As we continued on, we passed by several understated churches and learned about the religious history of Valpo. Catholicism used to be the only legal religion, so when the English and German migrants who settled in the early 1800s built Protestant churches, they left them unmarked (no crosses, no ornate architecture) so they weren’t obvious to authorities. In 1865, a bill was passed making it legal to practice other religions; the churches have since been updated to reflect that they are, in fact, churches.

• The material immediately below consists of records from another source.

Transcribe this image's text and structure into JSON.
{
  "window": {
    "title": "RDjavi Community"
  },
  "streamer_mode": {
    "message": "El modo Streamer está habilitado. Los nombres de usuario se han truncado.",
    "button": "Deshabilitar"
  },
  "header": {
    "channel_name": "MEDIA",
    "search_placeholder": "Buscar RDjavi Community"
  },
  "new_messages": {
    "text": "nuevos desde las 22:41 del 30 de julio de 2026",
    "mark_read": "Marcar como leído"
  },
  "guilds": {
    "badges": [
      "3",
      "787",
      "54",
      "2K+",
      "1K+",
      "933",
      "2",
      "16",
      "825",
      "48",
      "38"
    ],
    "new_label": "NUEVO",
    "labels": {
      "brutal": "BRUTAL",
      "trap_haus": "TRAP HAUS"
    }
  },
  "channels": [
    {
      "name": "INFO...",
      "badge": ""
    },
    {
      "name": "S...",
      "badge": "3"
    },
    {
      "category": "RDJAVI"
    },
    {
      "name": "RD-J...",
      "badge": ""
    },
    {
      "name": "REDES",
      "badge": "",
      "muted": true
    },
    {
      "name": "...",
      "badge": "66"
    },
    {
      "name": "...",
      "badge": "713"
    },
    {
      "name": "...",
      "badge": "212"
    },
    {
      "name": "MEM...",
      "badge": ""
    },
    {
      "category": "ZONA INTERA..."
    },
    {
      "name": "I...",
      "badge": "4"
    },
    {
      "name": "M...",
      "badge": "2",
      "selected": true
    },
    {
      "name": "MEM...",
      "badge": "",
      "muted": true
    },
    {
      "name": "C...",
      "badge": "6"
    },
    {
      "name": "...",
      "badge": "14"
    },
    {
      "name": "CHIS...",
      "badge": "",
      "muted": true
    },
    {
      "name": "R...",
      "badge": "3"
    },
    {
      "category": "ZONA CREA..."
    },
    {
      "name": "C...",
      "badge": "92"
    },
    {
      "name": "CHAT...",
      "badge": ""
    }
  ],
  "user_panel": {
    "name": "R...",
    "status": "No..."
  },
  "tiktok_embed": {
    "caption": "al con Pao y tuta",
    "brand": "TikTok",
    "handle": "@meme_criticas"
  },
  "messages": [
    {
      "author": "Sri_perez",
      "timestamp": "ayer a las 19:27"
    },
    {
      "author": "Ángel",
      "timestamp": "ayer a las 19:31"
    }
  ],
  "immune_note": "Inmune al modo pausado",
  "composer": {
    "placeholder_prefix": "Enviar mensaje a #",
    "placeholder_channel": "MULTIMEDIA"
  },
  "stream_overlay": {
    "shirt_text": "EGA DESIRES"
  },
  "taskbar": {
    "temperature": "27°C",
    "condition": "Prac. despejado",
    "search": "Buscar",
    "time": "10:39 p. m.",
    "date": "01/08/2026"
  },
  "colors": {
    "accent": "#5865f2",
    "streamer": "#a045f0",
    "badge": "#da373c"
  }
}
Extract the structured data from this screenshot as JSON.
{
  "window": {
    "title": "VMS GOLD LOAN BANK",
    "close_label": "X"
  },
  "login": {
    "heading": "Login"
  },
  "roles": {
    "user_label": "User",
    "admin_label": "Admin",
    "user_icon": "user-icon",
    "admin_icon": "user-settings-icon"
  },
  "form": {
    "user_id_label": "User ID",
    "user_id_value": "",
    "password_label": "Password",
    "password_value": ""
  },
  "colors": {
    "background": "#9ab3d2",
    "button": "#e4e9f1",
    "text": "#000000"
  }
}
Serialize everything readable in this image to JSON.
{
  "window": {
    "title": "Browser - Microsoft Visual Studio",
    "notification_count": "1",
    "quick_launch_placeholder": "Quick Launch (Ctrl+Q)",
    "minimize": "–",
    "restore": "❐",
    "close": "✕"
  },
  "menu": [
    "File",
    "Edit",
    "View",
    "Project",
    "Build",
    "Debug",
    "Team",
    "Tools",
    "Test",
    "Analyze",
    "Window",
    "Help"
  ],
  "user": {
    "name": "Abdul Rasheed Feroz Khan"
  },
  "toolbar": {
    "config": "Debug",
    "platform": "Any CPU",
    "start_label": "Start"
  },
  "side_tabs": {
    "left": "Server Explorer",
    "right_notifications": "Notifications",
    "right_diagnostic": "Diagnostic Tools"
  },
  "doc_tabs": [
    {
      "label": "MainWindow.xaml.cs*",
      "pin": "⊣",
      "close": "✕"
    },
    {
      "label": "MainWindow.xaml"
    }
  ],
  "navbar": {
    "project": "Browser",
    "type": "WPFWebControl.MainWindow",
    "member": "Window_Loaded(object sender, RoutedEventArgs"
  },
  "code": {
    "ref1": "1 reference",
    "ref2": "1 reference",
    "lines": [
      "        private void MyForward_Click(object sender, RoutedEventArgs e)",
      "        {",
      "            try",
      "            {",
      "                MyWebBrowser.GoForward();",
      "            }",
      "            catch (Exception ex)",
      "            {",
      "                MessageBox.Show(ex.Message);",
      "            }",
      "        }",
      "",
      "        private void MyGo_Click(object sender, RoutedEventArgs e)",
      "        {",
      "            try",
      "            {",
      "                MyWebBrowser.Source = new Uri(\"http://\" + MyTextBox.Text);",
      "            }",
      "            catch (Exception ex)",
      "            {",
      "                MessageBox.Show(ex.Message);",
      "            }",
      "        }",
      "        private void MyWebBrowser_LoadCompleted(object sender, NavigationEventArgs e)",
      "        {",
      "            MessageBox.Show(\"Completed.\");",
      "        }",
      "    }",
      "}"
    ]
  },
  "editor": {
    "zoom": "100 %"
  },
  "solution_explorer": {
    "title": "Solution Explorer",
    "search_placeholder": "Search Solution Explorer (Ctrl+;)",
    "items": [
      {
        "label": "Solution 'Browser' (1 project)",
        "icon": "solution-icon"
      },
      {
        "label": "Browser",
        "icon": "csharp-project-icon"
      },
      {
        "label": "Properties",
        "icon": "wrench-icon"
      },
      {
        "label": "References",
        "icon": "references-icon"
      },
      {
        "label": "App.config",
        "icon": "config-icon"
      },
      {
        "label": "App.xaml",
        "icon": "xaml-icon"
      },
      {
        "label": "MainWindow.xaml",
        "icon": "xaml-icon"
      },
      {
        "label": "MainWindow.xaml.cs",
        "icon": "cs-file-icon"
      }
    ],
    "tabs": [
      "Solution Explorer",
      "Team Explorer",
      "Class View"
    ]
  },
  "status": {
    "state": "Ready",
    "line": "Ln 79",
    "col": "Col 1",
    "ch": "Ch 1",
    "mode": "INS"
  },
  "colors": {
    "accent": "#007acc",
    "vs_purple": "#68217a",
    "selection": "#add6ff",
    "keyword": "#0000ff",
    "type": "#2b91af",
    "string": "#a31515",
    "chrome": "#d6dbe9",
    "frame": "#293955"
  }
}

Our heads swirling with facts and dates, we needed a break to absorb it all. So up a small sidewalk we went until we arrived at Don Sergio’s house. Just a salty old local, selling homemade snacks from his front door. There we sampled a truly delectable treat – alfajores! He dips these caramel cookie sandwiches in chocolate, and they are freaking fantastic! (That’s coming from someone who doesn’t like very many sweets.) Our visit with Don Sergio, who also fed us the best empanadas I had during my whole 2-week visit in Chile, was my favorite part of the tour.
There were so many more special tidbits from this tour than I can possibly include in this already long post! But after exploring the quaint, vibrant hills of Valpo, we ended our 2.5 mile walk back down at Plaza Sotomayor, at Tours4Tips’ office in a hundred-year-old home adjacent to the square. There, Camilo offered us one last treat – Chicha! An apparently famous Chilean cocktail, it’s Chichon for those who prefer formality (and raise their pinkies when they drink!). Great end to a great tour, and the perfect send-off before venturing out to enjoy some Valpo nightlife.
If you go
Tours4Tips Valparaiso, as the name implies, offers free tours; the guides just work for tips! They offer several walking tours, but ours was the Valparaiso Highlights Walk, a 3-hour tour that leaves from Plaza Sotomayor daily at 3pm. You can get to the Plaza by taxi, bus or car (we had a rental, and used the public parking deck just adjacent to the plaza … you’ll see cars parked in the plaza, but don’t do it or you’ll get ticketed!).
It’s a great way to get an overview of the city before diving into some more in-depth exploring on your own. In fact, tell the guide your interests, and he/she will give you plenty of recommendations for additional sightseeing and activities. I highly recommend this tour (and Camilo!). Enjoy!
Not staying in Valpo? No worries, you can still check out the street art on a day trip from Santiago! Check out how my friend Kelly did it.